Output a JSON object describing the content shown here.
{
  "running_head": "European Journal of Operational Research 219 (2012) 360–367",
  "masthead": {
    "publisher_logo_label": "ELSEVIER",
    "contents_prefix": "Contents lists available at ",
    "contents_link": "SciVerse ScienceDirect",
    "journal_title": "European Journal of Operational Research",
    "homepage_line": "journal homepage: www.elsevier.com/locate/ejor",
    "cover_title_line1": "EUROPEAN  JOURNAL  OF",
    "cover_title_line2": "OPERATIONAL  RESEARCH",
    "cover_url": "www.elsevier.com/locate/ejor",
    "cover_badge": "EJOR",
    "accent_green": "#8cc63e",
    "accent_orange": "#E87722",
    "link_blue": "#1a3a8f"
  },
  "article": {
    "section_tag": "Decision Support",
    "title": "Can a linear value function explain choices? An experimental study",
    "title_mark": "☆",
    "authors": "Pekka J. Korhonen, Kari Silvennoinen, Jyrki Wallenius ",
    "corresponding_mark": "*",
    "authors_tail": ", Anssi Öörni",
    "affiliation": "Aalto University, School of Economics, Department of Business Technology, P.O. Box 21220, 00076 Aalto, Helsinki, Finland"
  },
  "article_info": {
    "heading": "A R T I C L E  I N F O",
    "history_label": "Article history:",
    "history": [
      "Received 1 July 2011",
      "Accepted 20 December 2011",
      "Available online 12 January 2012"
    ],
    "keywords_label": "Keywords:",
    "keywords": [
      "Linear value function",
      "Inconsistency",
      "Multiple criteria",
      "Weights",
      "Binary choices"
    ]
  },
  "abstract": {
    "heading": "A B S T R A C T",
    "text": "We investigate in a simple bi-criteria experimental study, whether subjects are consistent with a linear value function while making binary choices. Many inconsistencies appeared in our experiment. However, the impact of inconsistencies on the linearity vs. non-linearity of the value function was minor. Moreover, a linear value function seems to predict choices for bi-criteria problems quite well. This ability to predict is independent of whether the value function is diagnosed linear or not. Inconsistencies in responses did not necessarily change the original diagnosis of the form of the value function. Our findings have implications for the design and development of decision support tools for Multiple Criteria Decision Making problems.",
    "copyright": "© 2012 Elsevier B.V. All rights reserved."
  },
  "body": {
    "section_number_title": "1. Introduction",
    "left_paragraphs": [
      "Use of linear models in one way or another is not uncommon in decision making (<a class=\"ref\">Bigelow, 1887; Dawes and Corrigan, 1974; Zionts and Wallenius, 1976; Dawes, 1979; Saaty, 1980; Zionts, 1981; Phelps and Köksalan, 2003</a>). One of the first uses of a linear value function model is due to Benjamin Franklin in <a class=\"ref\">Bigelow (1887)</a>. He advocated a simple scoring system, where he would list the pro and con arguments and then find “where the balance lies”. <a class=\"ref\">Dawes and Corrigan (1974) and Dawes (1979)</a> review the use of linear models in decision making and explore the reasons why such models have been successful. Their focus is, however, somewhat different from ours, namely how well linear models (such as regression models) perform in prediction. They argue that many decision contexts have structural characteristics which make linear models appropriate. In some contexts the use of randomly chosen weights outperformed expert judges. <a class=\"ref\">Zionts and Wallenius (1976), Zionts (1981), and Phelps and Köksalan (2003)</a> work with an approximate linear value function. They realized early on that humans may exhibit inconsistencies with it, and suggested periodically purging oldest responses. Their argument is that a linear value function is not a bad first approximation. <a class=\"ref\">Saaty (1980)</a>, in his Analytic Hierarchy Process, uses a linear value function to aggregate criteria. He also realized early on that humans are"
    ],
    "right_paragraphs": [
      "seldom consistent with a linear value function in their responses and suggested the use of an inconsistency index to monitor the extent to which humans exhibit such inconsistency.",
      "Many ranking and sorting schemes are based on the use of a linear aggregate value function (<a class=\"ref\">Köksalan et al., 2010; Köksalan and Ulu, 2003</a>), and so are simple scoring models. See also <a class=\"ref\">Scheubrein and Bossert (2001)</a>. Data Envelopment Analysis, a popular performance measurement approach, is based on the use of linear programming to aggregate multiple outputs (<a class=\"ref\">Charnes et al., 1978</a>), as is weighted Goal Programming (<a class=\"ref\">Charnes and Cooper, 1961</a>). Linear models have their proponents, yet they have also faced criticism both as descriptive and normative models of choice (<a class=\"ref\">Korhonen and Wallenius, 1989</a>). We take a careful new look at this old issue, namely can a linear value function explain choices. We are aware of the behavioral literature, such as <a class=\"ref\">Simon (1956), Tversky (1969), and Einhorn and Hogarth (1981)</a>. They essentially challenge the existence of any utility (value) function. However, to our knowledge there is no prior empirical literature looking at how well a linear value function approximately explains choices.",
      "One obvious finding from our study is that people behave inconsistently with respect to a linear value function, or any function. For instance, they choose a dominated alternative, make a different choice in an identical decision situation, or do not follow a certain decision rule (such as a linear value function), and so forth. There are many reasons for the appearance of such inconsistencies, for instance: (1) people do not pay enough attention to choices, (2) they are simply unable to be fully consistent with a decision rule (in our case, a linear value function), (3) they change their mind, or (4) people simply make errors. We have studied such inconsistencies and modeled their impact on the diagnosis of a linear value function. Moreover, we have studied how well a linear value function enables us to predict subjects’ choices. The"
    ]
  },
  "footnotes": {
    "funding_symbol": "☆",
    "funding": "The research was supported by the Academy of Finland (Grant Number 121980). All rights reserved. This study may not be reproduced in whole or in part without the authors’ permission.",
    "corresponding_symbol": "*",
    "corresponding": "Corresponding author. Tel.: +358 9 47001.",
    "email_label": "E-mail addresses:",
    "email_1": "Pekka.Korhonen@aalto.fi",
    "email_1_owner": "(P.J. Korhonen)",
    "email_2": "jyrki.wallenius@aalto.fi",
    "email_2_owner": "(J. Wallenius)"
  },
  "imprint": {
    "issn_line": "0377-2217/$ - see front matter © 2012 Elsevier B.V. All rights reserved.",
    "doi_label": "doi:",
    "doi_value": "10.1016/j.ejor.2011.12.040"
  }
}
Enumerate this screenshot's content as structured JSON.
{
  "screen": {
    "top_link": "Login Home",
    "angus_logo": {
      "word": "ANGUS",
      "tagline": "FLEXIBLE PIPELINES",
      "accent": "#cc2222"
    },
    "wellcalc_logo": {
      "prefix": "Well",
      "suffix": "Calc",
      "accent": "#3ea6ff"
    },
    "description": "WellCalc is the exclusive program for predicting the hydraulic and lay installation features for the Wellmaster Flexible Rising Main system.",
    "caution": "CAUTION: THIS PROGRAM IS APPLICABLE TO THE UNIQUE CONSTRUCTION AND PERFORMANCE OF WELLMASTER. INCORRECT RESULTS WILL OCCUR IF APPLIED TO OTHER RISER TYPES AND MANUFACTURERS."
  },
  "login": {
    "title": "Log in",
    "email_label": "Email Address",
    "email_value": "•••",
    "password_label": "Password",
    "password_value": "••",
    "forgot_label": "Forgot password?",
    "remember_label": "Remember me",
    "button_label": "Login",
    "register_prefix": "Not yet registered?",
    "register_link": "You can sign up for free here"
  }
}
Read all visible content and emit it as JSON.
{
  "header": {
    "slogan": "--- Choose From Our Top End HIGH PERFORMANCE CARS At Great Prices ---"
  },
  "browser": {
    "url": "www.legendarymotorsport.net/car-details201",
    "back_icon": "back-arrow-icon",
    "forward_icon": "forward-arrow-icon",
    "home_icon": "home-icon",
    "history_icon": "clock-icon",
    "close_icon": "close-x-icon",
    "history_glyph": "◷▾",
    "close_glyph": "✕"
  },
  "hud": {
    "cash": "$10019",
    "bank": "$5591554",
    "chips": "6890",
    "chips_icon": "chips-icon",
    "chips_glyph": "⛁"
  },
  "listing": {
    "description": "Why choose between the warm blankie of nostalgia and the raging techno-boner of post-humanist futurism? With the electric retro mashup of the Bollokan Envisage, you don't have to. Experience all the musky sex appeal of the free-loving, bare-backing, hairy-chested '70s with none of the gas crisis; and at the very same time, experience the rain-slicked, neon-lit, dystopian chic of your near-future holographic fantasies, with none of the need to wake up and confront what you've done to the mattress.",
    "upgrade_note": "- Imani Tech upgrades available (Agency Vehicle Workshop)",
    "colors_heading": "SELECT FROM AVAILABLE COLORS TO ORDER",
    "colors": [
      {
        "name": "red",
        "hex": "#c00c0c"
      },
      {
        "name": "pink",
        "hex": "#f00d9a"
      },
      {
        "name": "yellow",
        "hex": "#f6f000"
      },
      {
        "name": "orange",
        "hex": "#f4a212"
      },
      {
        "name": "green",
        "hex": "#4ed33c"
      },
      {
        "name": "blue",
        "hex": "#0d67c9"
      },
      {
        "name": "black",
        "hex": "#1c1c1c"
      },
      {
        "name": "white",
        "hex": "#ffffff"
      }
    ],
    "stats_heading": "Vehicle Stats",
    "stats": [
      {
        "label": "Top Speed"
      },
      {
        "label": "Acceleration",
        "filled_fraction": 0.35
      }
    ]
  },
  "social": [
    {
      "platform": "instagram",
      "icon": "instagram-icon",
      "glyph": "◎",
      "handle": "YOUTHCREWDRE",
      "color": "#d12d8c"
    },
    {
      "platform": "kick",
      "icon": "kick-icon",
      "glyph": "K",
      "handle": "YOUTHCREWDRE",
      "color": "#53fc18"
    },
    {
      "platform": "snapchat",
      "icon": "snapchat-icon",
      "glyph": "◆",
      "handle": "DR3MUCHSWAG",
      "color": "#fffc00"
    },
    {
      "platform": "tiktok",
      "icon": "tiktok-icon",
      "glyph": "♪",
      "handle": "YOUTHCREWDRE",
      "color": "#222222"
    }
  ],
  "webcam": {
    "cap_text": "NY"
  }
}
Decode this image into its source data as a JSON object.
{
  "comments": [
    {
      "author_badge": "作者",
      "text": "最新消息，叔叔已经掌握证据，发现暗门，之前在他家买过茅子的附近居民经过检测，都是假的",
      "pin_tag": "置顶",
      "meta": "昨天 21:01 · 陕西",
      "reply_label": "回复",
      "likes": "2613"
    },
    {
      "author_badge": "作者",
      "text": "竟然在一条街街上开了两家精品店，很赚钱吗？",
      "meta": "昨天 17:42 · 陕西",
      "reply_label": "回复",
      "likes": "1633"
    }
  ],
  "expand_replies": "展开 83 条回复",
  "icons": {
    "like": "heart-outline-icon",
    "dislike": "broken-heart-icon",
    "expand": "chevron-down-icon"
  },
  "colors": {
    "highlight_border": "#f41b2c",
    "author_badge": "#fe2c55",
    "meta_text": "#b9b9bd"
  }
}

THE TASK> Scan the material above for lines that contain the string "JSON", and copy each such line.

RESULT BELOW>
Output a JSON object describing the content shown here.
Enumerate this screenshot's content as structured JSON.
Read all visible content and emit it as JSON.
Decode this image into its source data as a JSON object.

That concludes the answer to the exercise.